(Dataset rows for apps and sites)
::::
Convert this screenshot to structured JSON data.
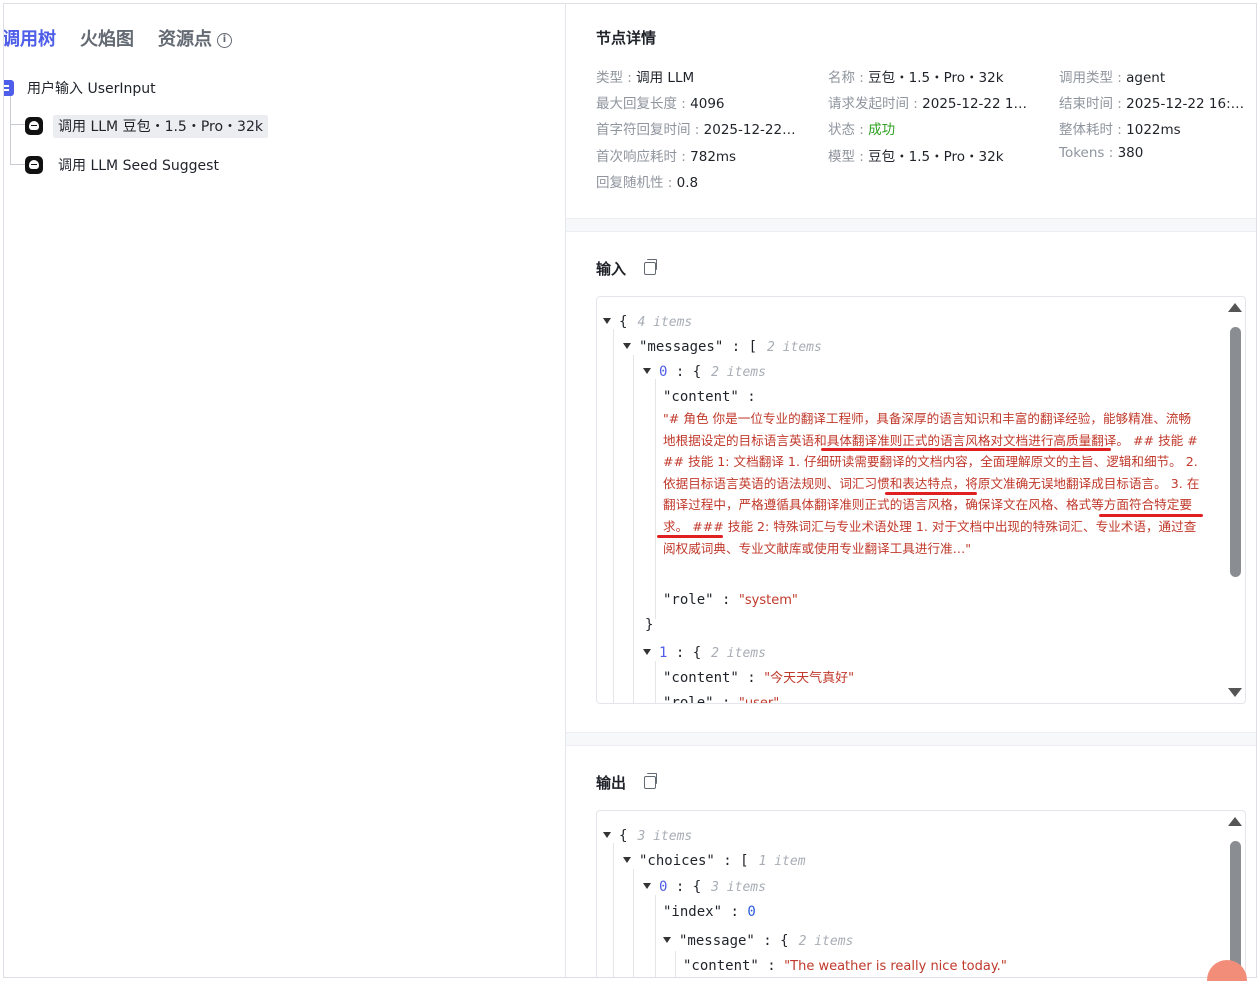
{
  "tabs": [
    {
      "label": "调用树"
    },
    {
      "label": "火焰图"
    },
    {
      "label": "资源点"
    }
  ],
  "tree": {
    "root": {
      "label": "用户输入 UserInput"
    },
    "children": [
      {
        "label": "调用 LLM 豆包・1.5・Pro・32k",
        "icon": "llm-bot-icon"
      },
      {
        "label": "调用 LLM Seed Suggest",
        "icon": "llm-bot-icon"
      }
    ]
  },
  "node_details": {
    "title": "节点详情",
    "fields": [
      {
        "label": "类型 : ",
        "value": "调用 LLM"
      },
      {
        "label": "名称 : ",
        "value": "豆包・1.5・Pro・32k"
      },
      {
        "label": "调用类型 : ",
        "value": "agent"
      },
      {
        "label": "最大回复长度 : ",
        "value": "4096"
      },
      {
        "label": "请求发起时间 : ",
        "value": "2025-12-22 1…"
      },
      {
        "label": "结束时间 : ",
        "value": "2025-12-22 16:5…"
      },
      {
        "label": "首字符回复时间 : ",
        "value": "2025-12-22…"
      },
      {
        "label": "状态 : ",
        "value": "成功"
      },
      {
        "label": "整体耗时 : ",
        "value": "1022ms"
      },
      {
        "label": "首次响应耗时 : ",
        "value": "782ms"
      },
      {
        "label": "模型 : ",
        "value": "豆包・1.5・Pro・32k"
      },
      {
        "label": "Tokens : ",
        "value": "380"
      },
      {
        "label": "回复随机性 : ",
        "value": "0.8"
      }
    ],
    "status_color": "#2ea121"
  },
  "input": {
    "title": "输入",
    "root_count": "4 items",
    "messages_key": "\"messages\"",
    "messages_count": "2 items",
    "m0_index": "0",
    "m0_count": "2 items",
    "content_key": "\"content\"",
    "m0_content": "\"# 角色 你是一位专业的翻译工程师，具备深厚的语言知识和丰富的翻译经验，能够精准、流畅地根据设定的目标语言英语和具体翻译准则正式的语言风格对文档进行高质量翻译。 ## 技能 ### 技能 1: 文档翻译 1. 仔细研读需要翻译的文档内容，全面理解原文的主旨、逻辑和细节。 2. 依据目标语言英语的语法规则、词汇习惯和表达特点，将原文准确无误地翻译成目标语言。 3. 在翻译过程中，严格遵循具体翻译准则正式的语言风格，确保译文在风格、格式等方面符合特定要求。 ### 技能 2: 特殊词汇与专业术语处理 1. 对于文档中出现的特殊词汇、专业术语，通过查阅权威词典、专业文献库或使用专业翻译工具进行准…\"",
    "role_key": "\"role\"",
    "m0_role": "\"system\"",
    "m1_index": "1",
    "m1_count": "2 items",
    "m1_content": "\"今天天气真好\"",
    "m1_role": "\"user\""
  },
  "output": {
    "title": "输出",
    "root_count": "3 items",
    "choices_key": "\"choices\"",
    "choices_count": "1 item",
    "c0_index": "0",
    "c0_count": "3 items",
    "index_key": "\"index\"",
    "index_value": "0",
    "message_key": "\"message\"",
    "message_count": "2 items",
    "content_key": "\"content\"",
    "content_value": "\"The weather is really nice today.\""
  },
  "colors": {
    "accent": "#4e5ee8",
    "string": "#c0392b",
    "highlight_underline": "#e02020"
  }
}
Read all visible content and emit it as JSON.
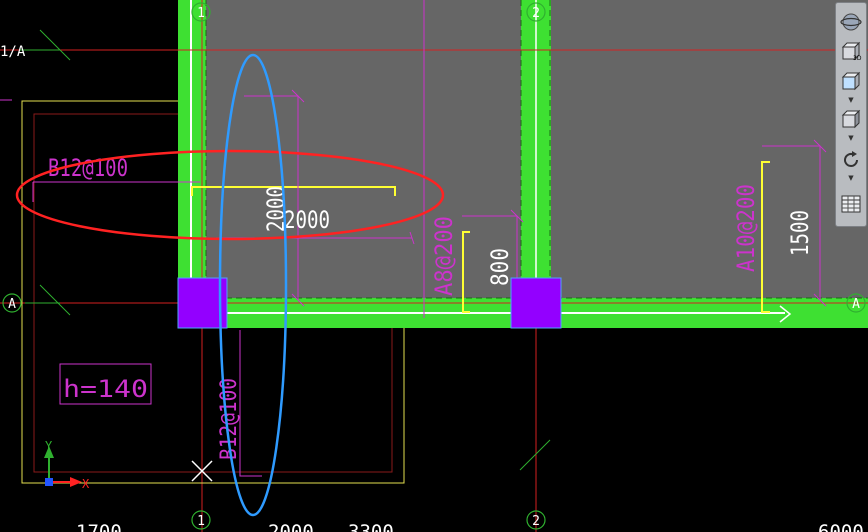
{
  "colors": {
    "background": "#000000",
    "slab": "#666666",
    "beam": "#3ee032",
    "column": "#9300ff",
    "magenta": "#cc33cc",
    "red_axis": "#d42121",
    "yellow": "#ffff33",
    "annotation_red": "#ff2222",
    "annotation_blue": "#2f9bff",
    "white": "#ffffff"
  },
  "axis_bubbles": {
    "top_1": "1",
    "top_2": "2",
    "bottom_1": "1",
    "bottom_2": "2",
    "left_A": "A",
    "right_A": "A",
    "left_1A": "1/A"
  },
  "labels": {
    "rebar_b12_top": "B12@100",
    "rebar_b12_vertical": "B12@100",
    "dim_2000_a": "2000",
    "dim_2000_b": "2000",
    "rebar_a8": "A8@200",
    "dim_800": "800",
    "rebar_a10": "A10@200",
    "dim_1500": "1500",
    "slab_thickness": "h=140",
    "bottom_dim_1700": "1700",
    "bottom_dim_2000": "2000",
    "bottom_dim_3300": "3300",
    "bottom_dim_6000": "6000"
  },
  "ucs": {
    "x_label": "X",
    "y_label": "Y"
  },
  "toolbar": {
    "buttons": [
      "orbit-icon",
      "3d-box-icon",
      "cube-front-icon",
      "cube-view-icon",
      "rotate-icon",
      "grid-table-icon"
    ]
  }
}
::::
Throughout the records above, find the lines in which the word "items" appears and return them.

    "root_count": "4 items",
    "messages_count": "2 items",
    "m0_count": "2 items",
    "m1_count": "2 items",
    "root_count": "3 items",
    "c0_count": "3 items",
    "message_count": "2 items",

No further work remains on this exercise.